Huntington’s disease (HD) is an inherited, degenerative brain disorder named after physician George Huntington, who first described the illness in 1872. It is also sometimes referred to as Huntington’s chorea, from a Greek word meaning “dance”, referring to the characteristic movement disorder that is a part of the illness. In 1993, scientists identified the gene that causes HD, huntington, and found this gene has a polyglutamine (CAG) expansion.
About 30,000 people in North America have HD, and another 150,000 are considered “at risk” for inheriting the illness because they have (or had) a parent with HD. Most develop HD by middle adult life, but about 10% will have onset prior to age 20 (juvenile HD) and another 10% after age 55. Men and women are equally likely to inherit the gene and develop the illness. HD can affect people of all ethnic groups, but is more common among those of European descent. There are currently no FDA approved treatments for HD.

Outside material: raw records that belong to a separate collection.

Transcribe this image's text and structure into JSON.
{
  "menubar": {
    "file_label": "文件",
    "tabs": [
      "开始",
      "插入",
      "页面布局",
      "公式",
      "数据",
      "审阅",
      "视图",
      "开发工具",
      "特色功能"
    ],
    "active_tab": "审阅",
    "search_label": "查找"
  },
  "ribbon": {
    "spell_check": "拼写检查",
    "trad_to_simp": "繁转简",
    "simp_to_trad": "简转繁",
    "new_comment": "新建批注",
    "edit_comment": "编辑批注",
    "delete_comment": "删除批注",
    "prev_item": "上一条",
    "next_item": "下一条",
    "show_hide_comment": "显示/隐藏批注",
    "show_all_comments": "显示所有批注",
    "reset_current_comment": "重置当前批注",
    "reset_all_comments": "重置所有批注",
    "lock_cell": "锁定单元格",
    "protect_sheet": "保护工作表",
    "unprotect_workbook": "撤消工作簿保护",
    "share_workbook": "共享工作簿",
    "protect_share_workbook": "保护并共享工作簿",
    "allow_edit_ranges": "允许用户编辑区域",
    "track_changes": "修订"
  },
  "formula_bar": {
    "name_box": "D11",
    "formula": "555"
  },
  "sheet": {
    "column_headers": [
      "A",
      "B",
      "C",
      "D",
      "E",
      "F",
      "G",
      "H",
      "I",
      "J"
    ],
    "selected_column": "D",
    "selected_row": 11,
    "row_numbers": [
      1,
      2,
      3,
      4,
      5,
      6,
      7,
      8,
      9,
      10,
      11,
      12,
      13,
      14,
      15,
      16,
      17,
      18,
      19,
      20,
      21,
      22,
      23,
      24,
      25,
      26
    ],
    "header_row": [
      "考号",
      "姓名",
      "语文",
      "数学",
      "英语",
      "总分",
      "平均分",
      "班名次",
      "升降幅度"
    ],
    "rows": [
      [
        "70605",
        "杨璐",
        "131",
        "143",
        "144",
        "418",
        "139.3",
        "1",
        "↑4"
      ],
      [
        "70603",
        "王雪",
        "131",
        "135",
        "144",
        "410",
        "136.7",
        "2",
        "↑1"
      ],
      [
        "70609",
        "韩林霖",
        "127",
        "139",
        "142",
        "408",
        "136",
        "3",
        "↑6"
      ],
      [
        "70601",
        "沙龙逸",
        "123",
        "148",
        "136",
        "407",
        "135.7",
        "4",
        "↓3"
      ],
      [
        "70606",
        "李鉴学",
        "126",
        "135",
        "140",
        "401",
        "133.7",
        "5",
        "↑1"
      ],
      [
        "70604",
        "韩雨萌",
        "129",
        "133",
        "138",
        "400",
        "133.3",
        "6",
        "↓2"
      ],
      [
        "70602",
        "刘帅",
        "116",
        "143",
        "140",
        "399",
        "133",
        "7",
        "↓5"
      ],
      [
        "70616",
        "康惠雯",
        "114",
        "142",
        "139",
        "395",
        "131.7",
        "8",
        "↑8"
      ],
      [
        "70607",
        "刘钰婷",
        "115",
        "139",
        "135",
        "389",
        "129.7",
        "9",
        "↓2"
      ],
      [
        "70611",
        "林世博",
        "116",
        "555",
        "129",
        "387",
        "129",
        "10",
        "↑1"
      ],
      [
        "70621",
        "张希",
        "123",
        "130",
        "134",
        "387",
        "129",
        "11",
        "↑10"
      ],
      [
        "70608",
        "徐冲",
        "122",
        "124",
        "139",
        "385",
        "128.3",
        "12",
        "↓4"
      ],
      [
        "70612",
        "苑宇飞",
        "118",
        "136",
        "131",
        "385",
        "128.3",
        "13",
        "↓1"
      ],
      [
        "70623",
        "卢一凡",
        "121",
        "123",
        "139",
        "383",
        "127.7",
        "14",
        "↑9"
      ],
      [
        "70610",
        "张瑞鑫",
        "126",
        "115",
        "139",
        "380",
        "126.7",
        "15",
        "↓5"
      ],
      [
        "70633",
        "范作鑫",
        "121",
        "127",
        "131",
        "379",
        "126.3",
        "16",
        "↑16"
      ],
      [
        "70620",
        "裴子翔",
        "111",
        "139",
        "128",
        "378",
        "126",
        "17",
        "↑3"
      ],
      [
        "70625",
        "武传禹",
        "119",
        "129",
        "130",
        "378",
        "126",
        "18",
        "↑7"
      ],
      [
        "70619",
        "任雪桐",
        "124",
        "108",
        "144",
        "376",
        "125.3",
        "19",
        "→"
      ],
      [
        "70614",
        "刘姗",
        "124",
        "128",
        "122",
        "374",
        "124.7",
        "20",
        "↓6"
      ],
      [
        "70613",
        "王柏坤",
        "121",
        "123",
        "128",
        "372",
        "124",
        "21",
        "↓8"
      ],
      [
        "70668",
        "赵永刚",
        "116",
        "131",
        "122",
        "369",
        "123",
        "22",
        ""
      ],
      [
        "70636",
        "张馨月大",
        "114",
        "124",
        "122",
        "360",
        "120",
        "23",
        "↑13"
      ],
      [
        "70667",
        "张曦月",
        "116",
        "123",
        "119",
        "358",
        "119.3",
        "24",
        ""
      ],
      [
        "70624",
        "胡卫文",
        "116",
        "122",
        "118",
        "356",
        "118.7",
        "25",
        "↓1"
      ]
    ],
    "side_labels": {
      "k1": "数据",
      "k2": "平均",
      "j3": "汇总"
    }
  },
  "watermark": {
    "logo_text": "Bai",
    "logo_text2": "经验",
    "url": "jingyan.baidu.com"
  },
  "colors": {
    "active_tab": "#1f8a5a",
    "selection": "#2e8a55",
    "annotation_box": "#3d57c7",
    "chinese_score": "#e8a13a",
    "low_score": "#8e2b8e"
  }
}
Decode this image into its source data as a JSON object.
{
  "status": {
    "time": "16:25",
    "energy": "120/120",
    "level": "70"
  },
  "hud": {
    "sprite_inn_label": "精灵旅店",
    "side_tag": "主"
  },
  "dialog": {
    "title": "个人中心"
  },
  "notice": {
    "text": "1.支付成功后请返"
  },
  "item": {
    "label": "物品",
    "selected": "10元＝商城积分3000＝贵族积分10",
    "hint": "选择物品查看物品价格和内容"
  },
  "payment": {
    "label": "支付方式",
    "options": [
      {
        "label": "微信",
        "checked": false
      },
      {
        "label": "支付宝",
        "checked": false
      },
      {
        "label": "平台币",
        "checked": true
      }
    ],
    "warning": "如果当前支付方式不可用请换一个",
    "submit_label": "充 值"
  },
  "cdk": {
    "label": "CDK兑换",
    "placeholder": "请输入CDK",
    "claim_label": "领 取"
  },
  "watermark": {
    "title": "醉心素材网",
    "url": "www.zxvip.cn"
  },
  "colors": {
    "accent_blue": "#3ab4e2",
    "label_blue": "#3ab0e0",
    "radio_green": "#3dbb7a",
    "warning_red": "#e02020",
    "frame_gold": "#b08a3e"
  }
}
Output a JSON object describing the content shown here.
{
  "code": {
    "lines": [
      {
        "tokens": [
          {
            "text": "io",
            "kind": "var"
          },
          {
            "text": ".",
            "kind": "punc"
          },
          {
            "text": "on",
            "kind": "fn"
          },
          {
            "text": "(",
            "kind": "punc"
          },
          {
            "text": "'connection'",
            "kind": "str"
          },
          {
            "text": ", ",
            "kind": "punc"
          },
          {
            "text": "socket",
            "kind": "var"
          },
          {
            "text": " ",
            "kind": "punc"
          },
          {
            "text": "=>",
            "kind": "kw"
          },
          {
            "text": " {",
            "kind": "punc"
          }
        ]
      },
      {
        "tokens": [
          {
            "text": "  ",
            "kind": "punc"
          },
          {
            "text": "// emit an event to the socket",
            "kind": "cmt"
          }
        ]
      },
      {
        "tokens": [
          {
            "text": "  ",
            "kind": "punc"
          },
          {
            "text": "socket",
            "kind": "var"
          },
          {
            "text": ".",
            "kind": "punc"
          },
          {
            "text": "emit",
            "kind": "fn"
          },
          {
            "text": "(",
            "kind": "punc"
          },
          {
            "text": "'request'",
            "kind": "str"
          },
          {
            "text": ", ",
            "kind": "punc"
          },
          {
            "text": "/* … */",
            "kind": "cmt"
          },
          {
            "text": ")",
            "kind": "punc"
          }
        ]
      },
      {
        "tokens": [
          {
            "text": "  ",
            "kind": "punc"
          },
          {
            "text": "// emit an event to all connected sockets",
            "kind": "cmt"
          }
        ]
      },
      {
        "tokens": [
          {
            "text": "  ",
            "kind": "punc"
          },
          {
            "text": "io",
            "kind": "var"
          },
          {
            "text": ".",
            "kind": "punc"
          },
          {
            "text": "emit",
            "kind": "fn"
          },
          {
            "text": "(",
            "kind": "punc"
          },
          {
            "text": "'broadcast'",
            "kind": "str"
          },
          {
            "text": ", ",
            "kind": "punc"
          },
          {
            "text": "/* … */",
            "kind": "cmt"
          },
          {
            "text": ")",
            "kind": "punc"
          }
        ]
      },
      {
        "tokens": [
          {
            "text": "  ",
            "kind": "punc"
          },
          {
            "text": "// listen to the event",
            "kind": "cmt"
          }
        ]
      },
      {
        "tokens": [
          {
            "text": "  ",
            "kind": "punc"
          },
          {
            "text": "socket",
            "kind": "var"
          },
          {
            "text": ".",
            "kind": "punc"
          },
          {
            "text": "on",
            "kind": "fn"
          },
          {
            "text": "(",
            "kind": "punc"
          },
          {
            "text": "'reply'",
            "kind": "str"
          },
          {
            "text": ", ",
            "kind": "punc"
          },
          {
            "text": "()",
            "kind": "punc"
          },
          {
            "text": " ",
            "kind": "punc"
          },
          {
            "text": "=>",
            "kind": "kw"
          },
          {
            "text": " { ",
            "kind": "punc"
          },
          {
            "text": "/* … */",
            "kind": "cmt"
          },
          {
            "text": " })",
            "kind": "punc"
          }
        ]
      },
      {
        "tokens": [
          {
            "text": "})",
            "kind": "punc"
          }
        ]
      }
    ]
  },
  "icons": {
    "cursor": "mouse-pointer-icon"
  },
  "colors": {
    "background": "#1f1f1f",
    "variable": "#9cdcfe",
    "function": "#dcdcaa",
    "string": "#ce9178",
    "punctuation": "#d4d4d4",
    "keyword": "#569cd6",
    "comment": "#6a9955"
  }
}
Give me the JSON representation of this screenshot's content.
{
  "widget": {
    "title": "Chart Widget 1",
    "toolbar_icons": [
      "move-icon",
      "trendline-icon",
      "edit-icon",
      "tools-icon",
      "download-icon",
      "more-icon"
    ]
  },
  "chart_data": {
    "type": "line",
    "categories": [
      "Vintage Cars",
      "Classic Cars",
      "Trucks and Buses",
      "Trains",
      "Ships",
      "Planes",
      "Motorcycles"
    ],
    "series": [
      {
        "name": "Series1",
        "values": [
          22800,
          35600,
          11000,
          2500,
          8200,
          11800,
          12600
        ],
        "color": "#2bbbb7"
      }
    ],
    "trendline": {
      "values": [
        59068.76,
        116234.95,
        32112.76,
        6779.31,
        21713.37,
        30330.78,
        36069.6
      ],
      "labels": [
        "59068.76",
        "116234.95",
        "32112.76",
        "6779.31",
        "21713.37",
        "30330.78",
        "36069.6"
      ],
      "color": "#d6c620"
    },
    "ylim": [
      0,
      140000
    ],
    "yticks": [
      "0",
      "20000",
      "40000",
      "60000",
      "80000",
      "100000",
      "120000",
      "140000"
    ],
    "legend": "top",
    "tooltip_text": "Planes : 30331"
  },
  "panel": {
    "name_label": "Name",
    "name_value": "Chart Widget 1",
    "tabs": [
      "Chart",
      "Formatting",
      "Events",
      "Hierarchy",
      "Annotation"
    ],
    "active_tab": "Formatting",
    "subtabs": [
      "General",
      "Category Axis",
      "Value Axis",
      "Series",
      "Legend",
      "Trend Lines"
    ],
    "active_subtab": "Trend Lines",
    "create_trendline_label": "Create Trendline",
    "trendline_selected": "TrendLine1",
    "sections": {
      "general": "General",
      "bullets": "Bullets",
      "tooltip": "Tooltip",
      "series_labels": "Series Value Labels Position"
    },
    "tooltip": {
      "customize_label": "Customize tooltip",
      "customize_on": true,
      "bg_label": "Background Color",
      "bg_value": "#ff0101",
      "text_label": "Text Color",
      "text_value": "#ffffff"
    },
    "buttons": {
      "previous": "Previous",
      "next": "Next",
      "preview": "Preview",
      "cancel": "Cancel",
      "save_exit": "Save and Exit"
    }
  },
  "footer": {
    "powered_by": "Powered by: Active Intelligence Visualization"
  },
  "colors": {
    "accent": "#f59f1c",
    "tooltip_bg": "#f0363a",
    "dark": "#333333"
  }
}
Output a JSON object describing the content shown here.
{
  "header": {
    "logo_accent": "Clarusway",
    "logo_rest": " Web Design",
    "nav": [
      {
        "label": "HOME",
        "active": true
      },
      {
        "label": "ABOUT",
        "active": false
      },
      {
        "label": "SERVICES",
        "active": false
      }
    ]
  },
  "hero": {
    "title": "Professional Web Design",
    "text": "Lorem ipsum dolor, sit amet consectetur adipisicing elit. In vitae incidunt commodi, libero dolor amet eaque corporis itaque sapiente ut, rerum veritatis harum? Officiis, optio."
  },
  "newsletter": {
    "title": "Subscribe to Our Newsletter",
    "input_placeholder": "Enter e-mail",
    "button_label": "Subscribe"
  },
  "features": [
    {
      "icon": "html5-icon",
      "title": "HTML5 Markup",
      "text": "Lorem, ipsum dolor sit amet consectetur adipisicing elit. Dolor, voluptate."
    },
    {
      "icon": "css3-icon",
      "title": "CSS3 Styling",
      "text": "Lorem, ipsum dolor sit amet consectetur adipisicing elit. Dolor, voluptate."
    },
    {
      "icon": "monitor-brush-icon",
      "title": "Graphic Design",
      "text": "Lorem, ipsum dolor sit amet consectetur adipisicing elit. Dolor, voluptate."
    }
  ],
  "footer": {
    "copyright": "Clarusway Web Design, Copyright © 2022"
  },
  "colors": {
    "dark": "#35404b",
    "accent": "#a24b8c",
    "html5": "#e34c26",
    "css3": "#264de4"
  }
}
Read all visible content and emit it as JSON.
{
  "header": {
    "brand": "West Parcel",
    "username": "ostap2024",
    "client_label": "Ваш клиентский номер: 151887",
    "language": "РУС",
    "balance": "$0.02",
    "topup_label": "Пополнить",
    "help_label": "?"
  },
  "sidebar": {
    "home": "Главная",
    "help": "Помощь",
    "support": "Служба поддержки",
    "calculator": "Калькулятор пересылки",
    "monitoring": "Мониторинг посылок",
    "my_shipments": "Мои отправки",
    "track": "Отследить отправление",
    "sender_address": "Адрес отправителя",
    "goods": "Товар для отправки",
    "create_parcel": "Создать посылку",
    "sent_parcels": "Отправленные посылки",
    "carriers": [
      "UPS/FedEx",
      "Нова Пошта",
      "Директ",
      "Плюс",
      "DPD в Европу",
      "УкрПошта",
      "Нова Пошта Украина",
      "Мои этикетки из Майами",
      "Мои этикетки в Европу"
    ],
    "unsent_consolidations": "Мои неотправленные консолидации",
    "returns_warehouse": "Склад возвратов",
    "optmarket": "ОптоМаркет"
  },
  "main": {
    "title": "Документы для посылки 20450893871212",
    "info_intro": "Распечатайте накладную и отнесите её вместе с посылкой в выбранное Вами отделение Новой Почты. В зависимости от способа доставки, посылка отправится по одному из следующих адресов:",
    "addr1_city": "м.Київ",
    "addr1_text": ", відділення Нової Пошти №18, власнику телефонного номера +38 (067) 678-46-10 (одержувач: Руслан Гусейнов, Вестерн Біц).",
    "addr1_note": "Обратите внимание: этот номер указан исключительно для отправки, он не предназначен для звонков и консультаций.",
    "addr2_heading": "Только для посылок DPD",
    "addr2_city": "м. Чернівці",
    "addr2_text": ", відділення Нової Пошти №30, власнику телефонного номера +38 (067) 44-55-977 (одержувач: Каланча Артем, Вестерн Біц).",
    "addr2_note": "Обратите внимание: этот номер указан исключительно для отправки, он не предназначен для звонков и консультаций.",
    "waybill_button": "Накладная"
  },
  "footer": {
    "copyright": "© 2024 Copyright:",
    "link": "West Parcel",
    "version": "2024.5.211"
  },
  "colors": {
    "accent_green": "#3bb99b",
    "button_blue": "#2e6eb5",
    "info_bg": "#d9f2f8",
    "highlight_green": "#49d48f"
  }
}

One of EnVivo’s Huntington’s Disease programs is based on developing inhibitors to histone deacetylase (HDAC). HDAC inhibitors are being widely studied for use as cancer treatments and recently have also shown promise in mouse and invertebrate models of HD. EnVivo’s second Huntington’s Disease program is based on a repurposed generic drug that also has neuroprotective properties in EnVivo’s transgenic Huntington’s disease Drosophila and mouse models.